If the present owners realize they cannot handle it forever, no longer want to and do not feel they have people who can carry on afterwards, they can sell it. They will be exchanging the continuing income from the business for the sale proceeds and a substantial part of their life, i.e. time, they can use for other endeavors. However, if they want the time, continuing cash flow and eventual sale proceeds they can transfer the business to successors. One question to consider is the type of successor the business will be trusted to.
Certain businesses can continue without the original guiding force. Those continuing it can include key employees, long time consultants, a child or grandchild, spouse or a group of these people able to work together to continue the business. This is particularly important if the owner dies suddenly without prior plans being made.
Even with careful plans and a successful transfer it is still difficult to assess beforehand what type of new owner will take over. Will they be a caretaker, innovator or empire builder? I have seen all three (and many others) and under the right circumstance, each type of person can be appropriate. For instance, a caretaker can maintain a business and its cash flow and while not expanding the business, can work to maximize the earnings, streamline production capabilities, increase efficiency and improve product or service delivery and customer service.
An innovator will look to grow the business and be willing to assume measured degrees of risk. They might need additional financing and while trying to expand the business might not pay as much attention to the details a caretaker would losing opportunities that might be easier to achieve.
An empire builder is usually someone using the business as a stepping stone – something that makes him a player. His interest might be much less than either a caretaker or innovator. This business is just the ante in the pot for bigger gains. These feelings can sometimes be latent in employees who bide their time for an opportunity they crave but do not usually feel will materialize.

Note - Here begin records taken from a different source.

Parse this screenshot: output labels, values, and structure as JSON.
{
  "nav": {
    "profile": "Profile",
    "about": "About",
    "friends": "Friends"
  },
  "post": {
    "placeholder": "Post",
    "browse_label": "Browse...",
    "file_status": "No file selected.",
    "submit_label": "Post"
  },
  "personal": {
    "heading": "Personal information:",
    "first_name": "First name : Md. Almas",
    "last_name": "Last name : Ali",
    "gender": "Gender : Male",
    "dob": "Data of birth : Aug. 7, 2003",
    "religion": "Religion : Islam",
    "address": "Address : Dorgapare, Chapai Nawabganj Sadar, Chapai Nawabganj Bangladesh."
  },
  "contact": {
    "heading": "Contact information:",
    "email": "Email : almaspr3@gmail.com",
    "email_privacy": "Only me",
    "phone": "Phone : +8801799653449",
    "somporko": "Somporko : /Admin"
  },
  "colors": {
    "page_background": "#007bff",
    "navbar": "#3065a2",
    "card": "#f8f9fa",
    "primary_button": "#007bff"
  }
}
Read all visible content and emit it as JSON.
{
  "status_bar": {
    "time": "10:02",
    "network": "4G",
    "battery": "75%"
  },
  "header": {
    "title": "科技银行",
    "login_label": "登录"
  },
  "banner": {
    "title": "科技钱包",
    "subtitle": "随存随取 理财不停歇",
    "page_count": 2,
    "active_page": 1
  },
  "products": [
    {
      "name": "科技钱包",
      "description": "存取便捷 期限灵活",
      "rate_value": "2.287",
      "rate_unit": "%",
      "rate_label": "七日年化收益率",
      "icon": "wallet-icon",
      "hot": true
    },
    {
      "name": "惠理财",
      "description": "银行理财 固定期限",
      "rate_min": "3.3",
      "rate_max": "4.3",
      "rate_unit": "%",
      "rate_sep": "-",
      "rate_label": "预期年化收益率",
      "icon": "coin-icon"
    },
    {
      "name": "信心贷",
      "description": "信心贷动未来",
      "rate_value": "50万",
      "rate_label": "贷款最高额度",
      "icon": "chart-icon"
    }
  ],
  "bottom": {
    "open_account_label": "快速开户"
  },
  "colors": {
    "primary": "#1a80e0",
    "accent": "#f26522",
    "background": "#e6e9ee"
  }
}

Everything in business needs care, consideration, careful planning and the upmost thought. There are many ramifications and nothing should be overlooked, especially the type of successor.